### Exercise instructions
If a line of the data below contains the string "this", copy it into your answer.

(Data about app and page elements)
◆ ◆ ◆ ◆ ◆
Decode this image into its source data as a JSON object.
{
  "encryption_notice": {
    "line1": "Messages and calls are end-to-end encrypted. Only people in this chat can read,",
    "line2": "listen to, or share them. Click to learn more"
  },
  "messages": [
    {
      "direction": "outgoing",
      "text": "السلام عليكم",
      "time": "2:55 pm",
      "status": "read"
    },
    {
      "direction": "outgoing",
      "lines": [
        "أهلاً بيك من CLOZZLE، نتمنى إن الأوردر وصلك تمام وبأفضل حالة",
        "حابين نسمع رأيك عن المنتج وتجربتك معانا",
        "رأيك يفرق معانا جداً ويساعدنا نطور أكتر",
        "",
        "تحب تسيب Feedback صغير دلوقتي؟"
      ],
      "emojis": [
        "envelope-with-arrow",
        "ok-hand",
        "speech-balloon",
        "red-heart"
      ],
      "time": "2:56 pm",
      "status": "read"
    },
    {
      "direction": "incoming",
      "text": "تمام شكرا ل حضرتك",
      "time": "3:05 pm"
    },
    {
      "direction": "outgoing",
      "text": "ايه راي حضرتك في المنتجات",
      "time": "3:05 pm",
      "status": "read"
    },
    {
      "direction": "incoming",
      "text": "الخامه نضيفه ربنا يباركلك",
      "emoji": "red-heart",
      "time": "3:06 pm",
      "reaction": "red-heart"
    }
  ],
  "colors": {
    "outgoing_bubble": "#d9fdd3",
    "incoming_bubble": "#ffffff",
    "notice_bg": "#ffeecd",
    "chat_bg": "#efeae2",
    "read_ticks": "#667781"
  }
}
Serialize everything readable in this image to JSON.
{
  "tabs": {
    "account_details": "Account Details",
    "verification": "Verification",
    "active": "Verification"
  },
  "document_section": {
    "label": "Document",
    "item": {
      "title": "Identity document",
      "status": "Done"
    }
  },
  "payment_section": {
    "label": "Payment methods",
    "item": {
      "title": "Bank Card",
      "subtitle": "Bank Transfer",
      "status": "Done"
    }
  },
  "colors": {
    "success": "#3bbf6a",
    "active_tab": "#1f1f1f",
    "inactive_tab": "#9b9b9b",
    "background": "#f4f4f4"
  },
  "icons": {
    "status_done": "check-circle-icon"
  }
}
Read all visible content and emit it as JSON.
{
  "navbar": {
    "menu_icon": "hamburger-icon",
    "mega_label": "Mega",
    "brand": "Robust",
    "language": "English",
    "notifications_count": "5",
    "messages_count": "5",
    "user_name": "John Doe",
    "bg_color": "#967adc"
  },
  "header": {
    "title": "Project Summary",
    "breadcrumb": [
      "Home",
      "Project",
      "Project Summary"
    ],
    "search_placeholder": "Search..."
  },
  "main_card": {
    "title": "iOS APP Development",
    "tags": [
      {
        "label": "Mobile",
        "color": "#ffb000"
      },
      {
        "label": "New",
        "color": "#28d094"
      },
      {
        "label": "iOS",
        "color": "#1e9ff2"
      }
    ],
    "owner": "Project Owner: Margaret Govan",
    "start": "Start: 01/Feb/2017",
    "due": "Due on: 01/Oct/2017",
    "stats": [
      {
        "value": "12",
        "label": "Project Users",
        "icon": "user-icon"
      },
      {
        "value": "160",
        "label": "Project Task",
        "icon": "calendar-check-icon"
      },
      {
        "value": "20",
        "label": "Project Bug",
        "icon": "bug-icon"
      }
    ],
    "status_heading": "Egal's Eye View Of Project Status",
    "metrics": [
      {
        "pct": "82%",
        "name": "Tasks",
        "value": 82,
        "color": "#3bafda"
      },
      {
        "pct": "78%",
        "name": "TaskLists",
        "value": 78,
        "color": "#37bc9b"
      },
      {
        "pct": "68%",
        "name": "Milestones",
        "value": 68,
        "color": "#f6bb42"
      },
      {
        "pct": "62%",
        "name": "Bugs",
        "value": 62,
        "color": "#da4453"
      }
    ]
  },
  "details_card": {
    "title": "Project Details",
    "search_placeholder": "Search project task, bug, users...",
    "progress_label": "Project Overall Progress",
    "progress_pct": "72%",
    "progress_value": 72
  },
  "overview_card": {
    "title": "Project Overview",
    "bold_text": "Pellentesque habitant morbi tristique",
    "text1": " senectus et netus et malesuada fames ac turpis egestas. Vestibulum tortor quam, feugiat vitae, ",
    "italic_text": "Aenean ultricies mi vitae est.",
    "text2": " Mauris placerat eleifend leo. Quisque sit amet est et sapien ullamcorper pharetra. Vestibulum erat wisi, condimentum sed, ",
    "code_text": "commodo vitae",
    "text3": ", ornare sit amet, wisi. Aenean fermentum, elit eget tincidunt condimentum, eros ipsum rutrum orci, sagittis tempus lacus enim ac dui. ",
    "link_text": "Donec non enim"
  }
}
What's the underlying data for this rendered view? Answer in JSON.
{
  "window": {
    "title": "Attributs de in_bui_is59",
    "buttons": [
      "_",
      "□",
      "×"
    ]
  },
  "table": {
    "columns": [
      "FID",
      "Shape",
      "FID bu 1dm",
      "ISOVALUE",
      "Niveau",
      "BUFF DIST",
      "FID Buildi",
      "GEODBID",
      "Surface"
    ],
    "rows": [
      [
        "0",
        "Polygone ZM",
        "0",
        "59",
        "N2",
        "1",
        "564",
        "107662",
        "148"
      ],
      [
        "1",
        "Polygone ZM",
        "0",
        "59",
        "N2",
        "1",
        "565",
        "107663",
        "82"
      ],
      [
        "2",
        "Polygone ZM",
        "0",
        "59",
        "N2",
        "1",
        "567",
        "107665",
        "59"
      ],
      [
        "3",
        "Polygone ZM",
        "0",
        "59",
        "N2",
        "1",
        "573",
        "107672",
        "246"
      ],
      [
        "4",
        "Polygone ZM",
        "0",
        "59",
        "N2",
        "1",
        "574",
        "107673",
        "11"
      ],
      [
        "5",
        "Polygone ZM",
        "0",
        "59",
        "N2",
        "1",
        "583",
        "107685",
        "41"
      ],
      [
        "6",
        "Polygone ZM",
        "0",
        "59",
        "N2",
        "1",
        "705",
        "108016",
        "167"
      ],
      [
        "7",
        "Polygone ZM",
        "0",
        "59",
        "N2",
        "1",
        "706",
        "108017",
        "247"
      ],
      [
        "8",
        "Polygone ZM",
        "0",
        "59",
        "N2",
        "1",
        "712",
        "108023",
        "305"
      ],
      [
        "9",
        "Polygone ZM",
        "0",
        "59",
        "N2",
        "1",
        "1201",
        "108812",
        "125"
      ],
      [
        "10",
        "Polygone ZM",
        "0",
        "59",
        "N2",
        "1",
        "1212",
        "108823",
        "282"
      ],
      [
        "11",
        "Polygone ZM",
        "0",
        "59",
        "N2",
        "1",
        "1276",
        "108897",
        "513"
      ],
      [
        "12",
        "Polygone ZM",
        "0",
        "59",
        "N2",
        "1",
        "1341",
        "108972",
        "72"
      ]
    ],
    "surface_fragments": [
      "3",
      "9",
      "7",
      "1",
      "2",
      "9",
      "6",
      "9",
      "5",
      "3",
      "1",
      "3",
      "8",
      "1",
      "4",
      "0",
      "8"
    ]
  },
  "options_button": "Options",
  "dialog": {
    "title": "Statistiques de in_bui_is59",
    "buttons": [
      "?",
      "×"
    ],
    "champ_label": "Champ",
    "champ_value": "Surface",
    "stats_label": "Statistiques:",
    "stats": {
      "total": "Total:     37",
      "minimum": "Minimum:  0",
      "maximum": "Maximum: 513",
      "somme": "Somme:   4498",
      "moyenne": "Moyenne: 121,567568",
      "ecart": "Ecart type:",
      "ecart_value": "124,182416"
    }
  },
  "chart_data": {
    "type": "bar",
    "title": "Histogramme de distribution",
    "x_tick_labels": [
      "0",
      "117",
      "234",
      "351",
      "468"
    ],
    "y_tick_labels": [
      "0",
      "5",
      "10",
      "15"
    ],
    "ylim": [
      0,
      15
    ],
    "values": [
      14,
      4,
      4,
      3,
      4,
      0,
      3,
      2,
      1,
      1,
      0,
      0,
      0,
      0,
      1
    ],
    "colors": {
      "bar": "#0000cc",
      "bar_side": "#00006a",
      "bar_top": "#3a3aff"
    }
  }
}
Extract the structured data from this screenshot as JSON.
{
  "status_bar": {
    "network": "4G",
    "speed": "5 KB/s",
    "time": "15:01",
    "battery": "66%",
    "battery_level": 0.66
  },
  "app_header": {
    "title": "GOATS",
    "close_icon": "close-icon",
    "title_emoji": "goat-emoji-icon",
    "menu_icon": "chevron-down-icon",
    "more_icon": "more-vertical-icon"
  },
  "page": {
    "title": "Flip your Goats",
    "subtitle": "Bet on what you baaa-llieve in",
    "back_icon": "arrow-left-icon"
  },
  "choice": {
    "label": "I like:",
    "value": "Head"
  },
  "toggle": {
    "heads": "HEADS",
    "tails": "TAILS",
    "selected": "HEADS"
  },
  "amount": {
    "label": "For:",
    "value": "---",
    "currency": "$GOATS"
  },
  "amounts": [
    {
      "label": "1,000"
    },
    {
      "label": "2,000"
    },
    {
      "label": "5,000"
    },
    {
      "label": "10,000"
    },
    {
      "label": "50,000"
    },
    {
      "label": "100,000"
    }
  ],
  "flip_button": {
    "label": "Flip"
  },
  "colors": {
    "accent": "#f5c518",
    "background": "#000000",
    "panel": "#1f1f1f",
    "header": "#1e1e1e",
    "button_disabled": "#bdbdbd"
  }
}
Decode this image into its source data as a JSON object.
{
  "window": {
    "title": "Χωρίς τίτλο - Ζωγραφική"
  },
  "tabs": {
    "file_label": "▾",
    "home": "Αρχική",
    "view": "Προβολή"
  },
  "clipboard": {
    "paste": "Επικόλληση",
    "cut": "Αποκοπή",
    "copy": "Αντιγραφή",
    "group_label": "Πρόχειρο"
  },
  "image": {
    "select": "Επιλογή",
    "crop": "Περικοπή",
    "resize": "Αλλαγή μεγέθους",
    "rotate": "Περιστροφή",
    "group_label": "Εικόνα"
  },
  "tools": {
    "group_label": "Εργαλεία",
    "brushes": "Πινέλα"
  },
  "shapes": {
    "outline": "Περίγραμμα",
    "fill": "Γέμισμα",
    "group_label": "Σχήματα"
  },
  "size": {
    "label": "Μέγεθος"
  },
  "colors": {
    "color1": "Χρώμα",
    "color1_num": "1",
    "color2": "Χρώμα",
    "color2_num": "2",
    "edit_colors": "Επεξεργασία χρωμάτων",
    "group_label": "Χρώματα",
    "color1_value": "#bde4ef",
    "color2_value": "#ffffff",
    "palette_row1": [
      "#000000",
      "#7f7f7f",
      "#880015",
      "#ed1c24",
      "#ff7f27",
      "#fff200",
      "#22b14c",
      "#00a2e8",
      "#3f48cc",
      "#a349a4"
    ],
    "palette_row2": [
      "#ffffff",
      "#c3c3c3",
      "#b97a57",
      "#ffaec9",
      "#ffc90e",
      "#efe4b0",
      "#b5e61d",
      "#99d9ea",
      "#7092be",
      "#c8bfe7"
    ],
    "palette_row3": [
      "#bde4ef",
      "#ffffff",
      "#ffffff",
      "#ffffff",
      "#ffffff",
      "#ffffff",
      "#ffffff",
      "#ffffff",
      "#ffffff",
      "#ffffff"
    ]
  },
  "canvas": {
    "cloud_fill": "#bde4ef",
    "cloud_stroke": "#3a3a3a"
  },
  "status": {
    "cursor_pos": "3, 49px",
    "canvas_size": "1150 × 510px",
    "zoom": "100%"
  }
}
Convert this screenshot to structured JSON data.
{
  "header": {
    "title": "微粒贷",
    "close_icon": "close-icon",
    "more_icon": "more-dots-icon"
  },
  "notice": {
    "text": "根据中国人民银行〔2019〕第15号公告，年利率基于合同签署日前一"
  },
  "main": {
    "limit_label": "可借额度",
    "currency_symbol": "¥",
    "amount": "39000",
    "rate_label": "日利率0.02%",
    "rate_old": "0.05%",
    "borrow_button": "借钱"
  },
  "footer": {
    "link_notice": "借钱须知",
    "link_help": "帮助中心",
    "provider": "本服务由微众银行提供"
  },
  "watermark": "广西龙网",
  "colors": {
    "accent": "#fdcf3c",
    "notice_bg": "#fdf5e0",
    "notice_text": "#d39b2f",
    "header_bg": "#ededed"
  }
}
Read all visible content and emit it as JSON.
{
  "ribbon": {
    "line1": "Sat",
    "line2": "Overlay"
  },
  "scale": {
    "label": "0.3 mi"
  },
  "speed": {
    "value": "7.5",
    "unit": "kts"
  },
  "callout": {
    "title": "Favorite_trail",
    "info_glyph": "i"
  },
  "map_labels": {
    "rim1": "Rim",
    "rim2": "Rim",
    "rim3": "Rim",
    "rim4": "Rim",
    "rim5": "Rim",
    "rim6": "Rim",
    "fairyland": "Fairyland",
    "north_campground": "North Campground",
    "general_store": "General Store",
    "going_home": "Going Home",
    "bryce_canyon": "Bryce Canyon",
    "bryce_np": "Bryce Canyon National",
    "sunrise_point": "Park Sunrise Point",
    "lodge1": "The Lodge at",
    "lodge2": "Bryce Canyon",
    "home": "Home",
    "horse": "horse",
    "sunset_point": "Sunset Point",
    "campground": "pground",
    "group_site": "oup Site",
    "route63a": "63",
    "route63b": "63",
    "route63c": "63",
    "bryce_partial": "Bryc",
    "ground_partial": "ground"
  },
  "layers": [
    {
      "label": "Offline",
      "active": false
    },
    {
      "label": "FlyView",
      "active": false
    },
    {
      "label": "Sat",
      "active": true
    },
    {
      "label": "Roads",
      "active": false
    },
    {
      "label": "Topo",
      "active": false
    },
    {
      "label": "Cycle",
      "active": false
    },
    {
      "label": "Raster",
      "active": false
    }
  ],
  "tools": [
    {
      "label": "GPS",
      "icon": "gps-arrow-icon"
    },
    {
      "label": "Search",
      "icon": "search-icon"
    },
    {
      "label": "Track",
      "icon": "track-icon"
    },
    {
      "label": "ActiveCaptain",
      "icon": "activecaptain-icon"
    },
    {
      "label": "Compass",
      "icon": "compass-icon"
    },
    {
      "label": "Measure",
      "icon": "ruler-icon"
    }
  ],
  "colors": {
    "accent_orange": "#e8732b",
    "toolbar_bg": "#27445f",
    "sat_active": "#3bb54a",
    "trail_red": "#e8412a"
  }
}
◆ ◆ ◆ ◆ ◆
### Reply
Decode this image into its source data as a JSON object.
    "line1": "Messages and calls are end-to-end encrypted. Only people in this chat can read,",
Serialize everything readable in this image to JSON.
What's the underlying data for this rendered view? Answer in JSON.
Extract the structured data from this screenshot as JSON.
Decode this image into its source data as a JSON object.
Convert this screenshot to structured JSON data.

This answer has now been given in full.